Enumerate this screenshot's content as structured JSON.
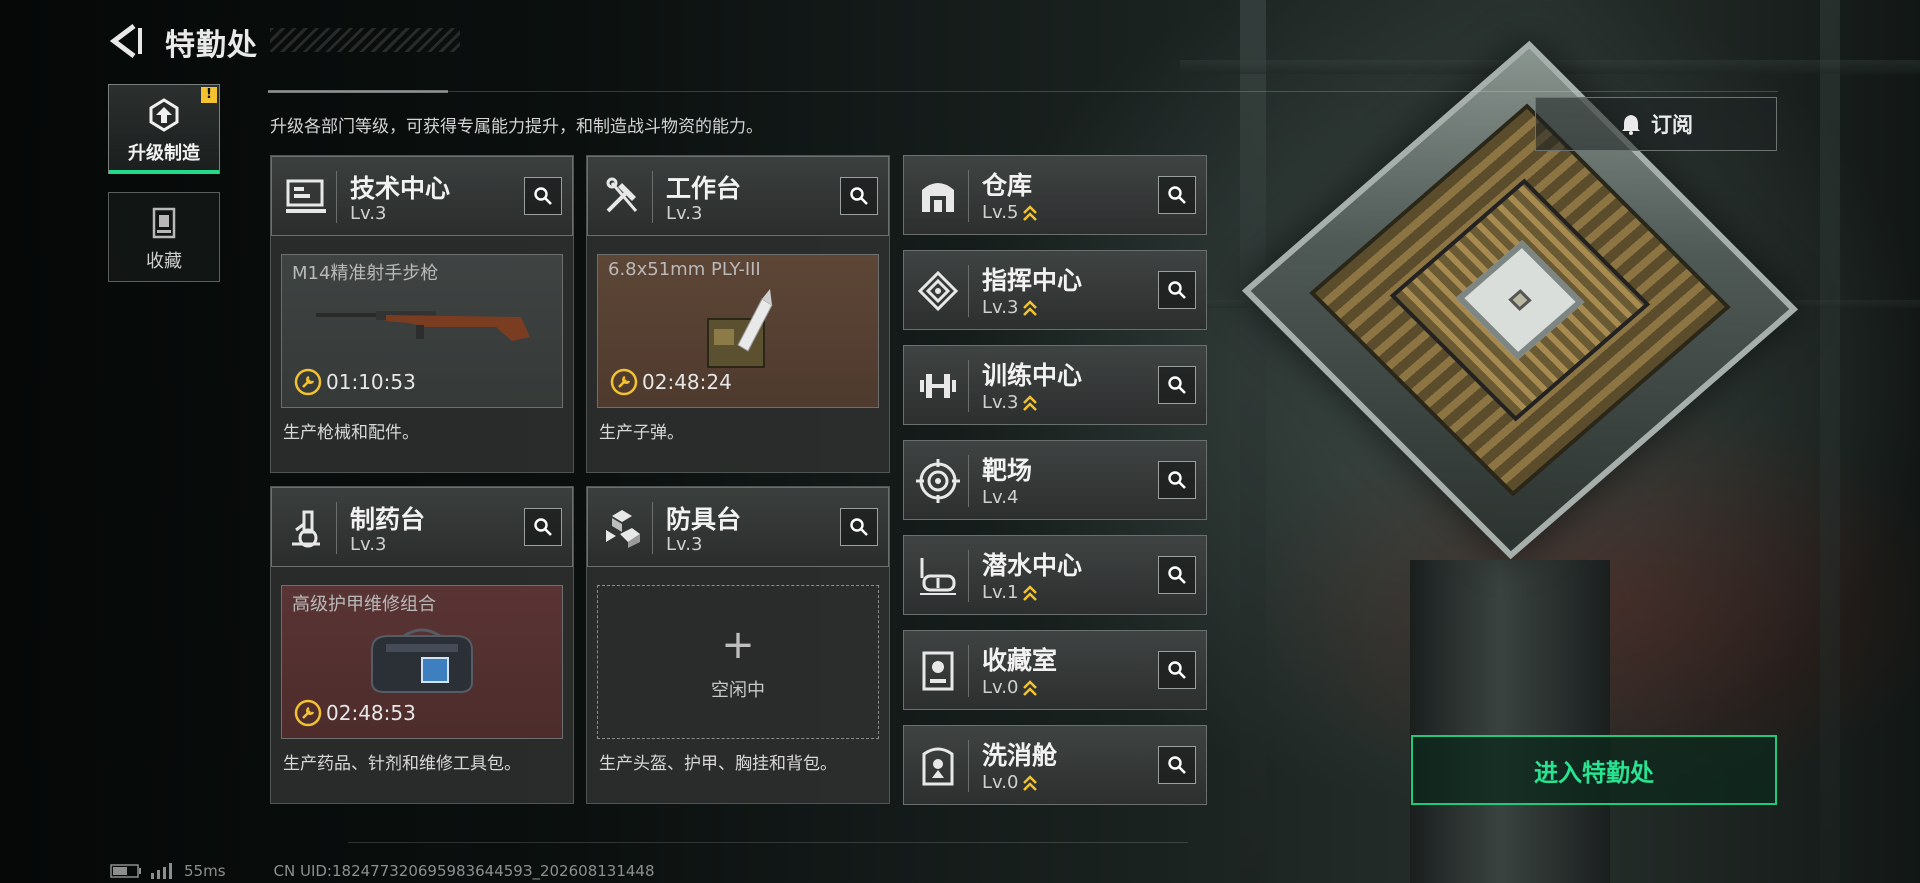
{
  "header": {
    "title": "特勤处"
  },
  "subtitle": "升级各部门等级，可获得专属能力提升，和制造战斗物资的能力。",
  "nav": {
    "items": [
      {
        "label": "升级制造",
        "badge": "!"
      },
      {
        "label": "收藏"
      }
    ]
  },
  "facilities_main": [
    {
      "name": "技术中心",
      "level": "Lv.3",
      "item": "M14精准射手步枪",
      "timer": "01:10:53",
      "desc": "生产枪械和配件。"
    },
    {
      "name": "工作台",
      "level": "Lv.3",
      "item": "6.8x51mm PLY-III",
      "timer": "02:48:24",
      "desc": "生产子弹。"
    },
    {
      "name": "制药台",
      "level": "Lv.3",
      "item": "高级护甲维修组合",
      "timer": "02:48:53",
      "desc": "生产药品、针剂和维修工具包。"
    },
    {
      "name": "防具台",
      "level": "Lv.3",
      "empty_plus": "+",
      "empty_label": "空闲中",
      "desc": "生产头盔、护甲、胸挂和背包。"
    }
  ],
  "facilities_side": [
    {
      "name": "仓库",
      "level": "Lv.5",
      "upgradable": true
    },
    {
      "name": "指挥中心",
      "level": "Lv.3",
      "upgradable": true
    },
    {
      "name": "训练中心",
      "level": "Lv.3",
      "upgradable": true
    },
    {
      "name": "靶场",
      "level": "Lv.4",
      "upgradable": false
    },
    {
      "name": "潜水中心",
      "level": "Lv.1",
      "upgradable": true
    },
    {
      "name": "收藏室",
      "level": "Lv.0",
      "upgradable": true
    },
    {
      "name": "洗消舱",
      "level": "Lv.0",
      "upgradable": true
    }
  ],
  "subscribe_label": "订阅",
  "enter_label": "进入特勤处",
  "footer": {
    "ping": "55ms",
    "uid": "CN UID:18247732069598364459З_202608131448"
  },
  "colors": {
    "accent_green": "#23d98a",
    "timer_yellow": "#f2c230",
    "badge_yellow": "#f2c230"
  }
}
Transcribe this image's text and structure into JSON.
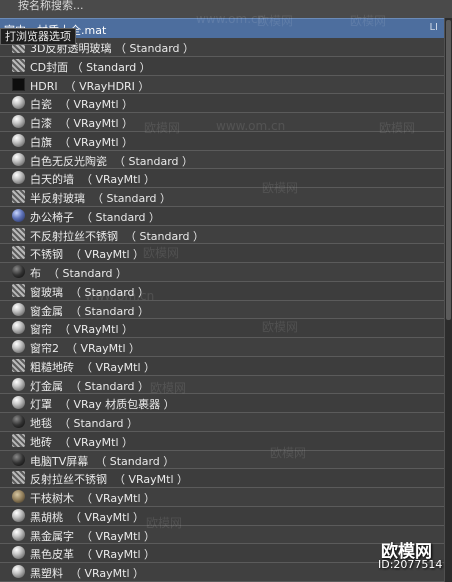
{
  "search_placeholder": "按名称搜索...",
  "path": "室内vr材质大全.mat",
  "path_suffix": "LI",
  "tooltip": "打浏览器选项",
  "watermark": "欧模网",
  "watermark_url": "www.om.cn",
  "logo_text": "欧模网",
  "logo_id": "ID:2077514",
  "materials": [
    {
      "label": "3D反射透明玻璃 （ Standard ）",
      "swatch": "grid"
    },
    {
      "label": "CD封面 （ Standard ）",
      "swatch": "grid"
    },
    {
      "label": "HDRI  （ VRayHDRI ）",
      "swatch": "flat"
    },
    {
      "label": "白瓷  （ VRayMtl ）",
      "swatch": "sphere"
    },
    {
      "label": "白漆  （ VRayMtl ）",
      "swatch": "sphere"
    },
    {
      "label": "白旗  （ VRayMtl ）",
      "swatch": "sphere"
    },
    {
      "label": "白色无反光陶瓷  （ Standard ）",
      "swatch": "sphere"
    },
    {
      "label": "白天的墙  （ VRayMtl ）",
      "swatch": "sphere"
    },
    {
      "label": "半反射玻璃  （ Standard ）",
      "swatch": "grid"
    },
    {
      "label": "办公椅子  （ Standard ）",
      "swatch": "blue"
    },
    {
      "label": "不反射拉丝不锈钢  （ Standard ）",
      "swatch": "grid"
    },
    {
      "label": "不锈钢  （ VRayMtl ）",
      "swatch": "grid"
    },
    {
      "label": "布  （ Standard ）",
      "swatch": "dark"
    },
    {
      "label": "窗玻璃  （ Standard ）",
      "swatch": "grid"
    },
    {
      "label": "窗金属  （ Standard ）",
      "swatch": "sphere"
    },
    {
      "label": "窗帘  （ VRayMtl ）",
      "swatch": "sphere"
    },
    {
      "label": "窗帘2  （ VRayMtl ）",
      "swatch": "sphere"
    },
    {
      "label": "粗糙地砖  （ VRayMtl ）",
      "swatch": "grid"
    },
    {
      "label": "灯金属  （ Standard ）",
      "swatch": "sphere"
    },
    {
      "label": "灯罩  （ VRay 材质包裹器 ）",
      "swatch": "sphere"
    },
    {
      "label": "地毯  （ Standard ）",
      "swatch": "dark"
    },
    {
      "label": "地砖  （ VRayMtl ）",
      "swatch": "grid"
    },
    {
      "label": "电脑TV屏幕  （ Standard ）",
      "swatch": "dark"
    },
    {
      "label": "反射拉丝不锈钢  （ VRayMtl ）",
      "swatch": "grid"
    },
    {
      "label": "干枝树木  （ VRayMtl ）",
      "swatch": "tex"
    },
    {
      "label": "黑胡桃  （ VRayMtl ）",
      "swatch": "sphere"
    },
    {
      "label": "黑金属字  （ VRayMtl ）",
      "swatch": "sphere"
    },
    {
      "label": "黑色皮革  （ VRayMtl ）",
      "swatch": "sphere"
    },
    {
      "label": "黑塑料  （ VRayMtl ）",
      "swatch": "sphere"
    }
  ]
}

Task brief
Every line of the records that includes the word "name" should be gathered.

Written solution
      "name": "技术中心",
      "name": "工作台",
      "name": "制药台",
      "name": "防具台",
      "name": "仓库",
      "name": "指挥中心",
      "name": "训练中心",
      "name": "靶场",
      "name": "潜水中心",
      "name": "收藏室",
      "name": "洗消舱",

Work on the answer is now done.